# TASK OBJECTIVE
Leaving the pictures aside, restate all of the data exactly.

○ ○ ○

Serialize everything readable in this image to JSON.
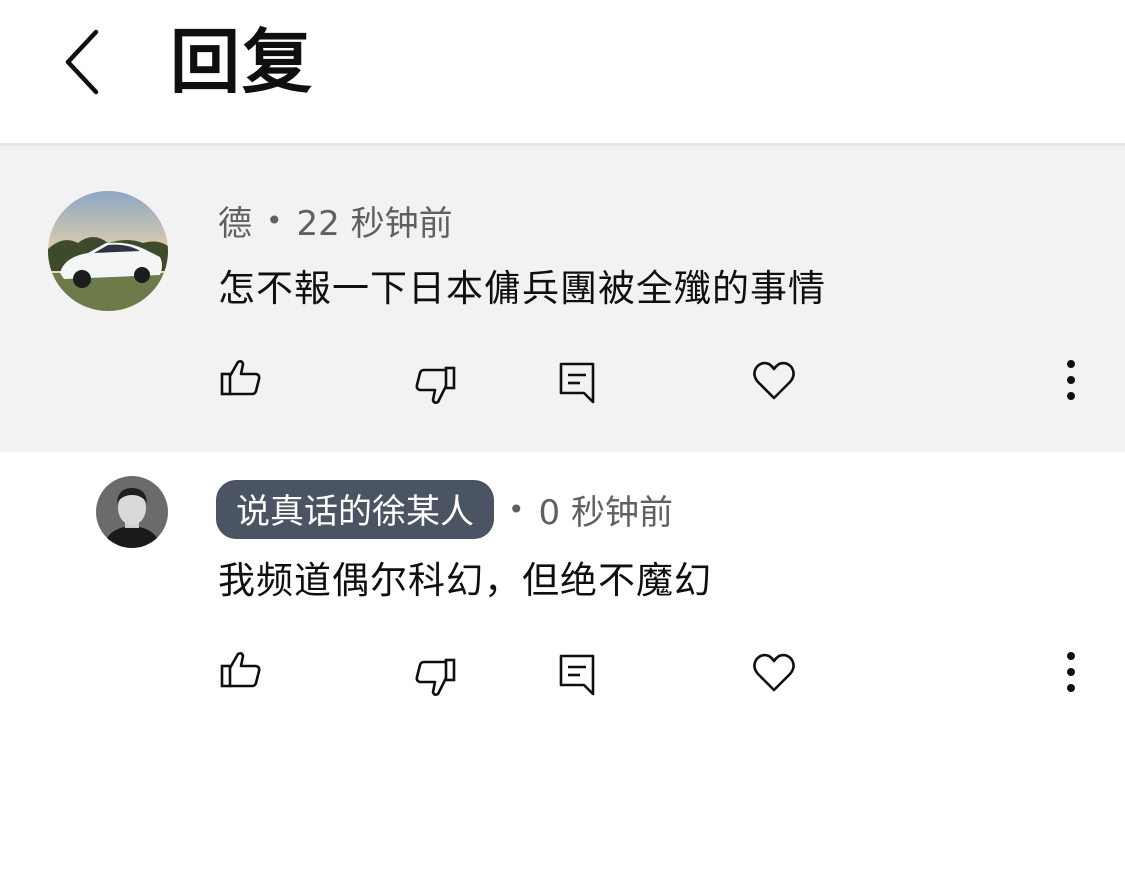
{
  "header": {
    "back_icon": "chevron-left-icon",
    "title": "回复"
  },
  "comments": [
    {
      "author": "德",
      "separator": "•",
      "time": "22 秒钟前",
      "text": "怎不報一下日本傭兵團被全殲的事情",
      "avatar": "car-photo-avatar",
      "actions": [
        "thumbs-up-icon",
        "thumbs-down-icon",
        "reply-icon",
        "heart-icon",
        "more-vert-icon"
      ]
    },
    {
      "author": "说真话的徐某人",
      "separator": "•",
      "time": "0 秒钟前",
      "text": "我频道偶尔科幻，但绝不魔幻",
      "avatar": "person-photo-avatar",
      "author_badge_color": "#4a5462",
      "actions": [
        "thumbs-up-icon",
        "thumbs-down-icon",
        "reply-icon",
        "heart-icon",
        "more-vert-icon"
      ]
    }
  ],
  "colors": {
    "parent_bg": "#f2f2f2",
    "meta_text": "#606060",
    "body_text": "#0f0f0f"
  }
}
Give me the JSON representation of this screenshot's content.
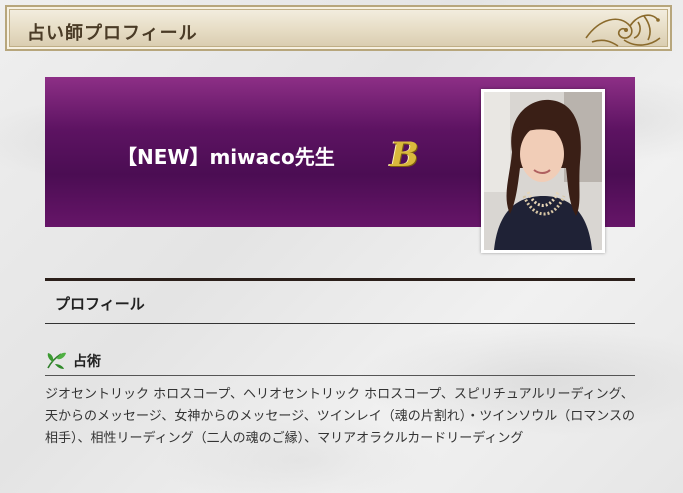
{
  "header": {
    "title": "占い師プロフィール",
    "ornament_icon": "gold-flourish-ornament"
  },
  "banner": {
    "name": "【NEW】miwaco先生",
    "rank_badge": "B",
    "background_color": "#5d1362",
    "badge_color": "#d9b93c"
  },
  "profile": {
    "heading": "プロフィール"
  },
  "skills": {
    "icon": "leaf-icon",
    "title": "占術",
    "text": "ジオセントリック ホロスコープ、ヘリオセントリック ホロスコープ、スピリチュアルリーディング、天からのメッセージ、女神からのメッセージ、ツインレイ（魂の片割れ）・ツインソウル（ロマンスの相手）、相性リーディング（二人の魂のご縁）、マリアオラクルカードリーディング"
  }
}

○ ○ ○

# RESPONSE AREA
Serialize everything readable in this image to JSON.
{
  "header": {
    "back_icon": "chevron-left-icon",
    "title": "回复"
  },
  "comments": [
    {
      "author": "德",
      "separator": "•",
      "time": "22 秒钟前",
      "text": "怎不報一下日本傭兵團被全殲的事情",
      "avatar": "car-photo-avatar",
      "actions": [
        "thumbs-up-icon",
        "thumbs-down-icon",
        "reply-icon",
        "heart-icon",
        "more-vert-icon"
      ]
    },
    {
      "author": "说真话的徐某人",
      "separator": "•",
      "time": "0 秒钟前",
      "text": "我频道偶尔科幻，但绝不魔幻",
      "avatar": "person-photo-avatar",
      "author_badge_color": "#4a5462",
      "actions": [
        "thumbs-up-icon",
        "thumbs-down-icon",
        "reply-icon",
        "heart-icon",
        "more-vert-icon"
      ]
    }
  ],
  "colors": {
    "parent_bg": "#f2f2f2",
    "meta_text": "#606060",
    "body_text": "#0f0f0f"
  }
}
Give me the JSON representation of this screenshot's content.
{
  "header": {
    "title": "占い師プロフィール",
    "ornament_icon": "gold-flourish-ornament"
  },
  "banner": {
    "name": "【NEW】miwaco先生",
    "rank_badge": "B",
    "background_color": "#5d1362",
    "badge_color": "#d9b93c"
  },
  "profile": {
    "heading": "プロフィール"
  },
  "skills": {
    "icon": "leaf-icon",
    "title": "占術",
    "text": "ジオセントリック ホロスコープ、ヘリオセントリック ホロスコープ、スピリチュアルリーディング、天からのメッセージ、女神からのメッセージ、ツインレイ（魂の片割れ）・ツインソウル（ロマンスの相手）、相性リーディング（二人の魂のご縁）、マリアオラクルカードリーディング"
  }
}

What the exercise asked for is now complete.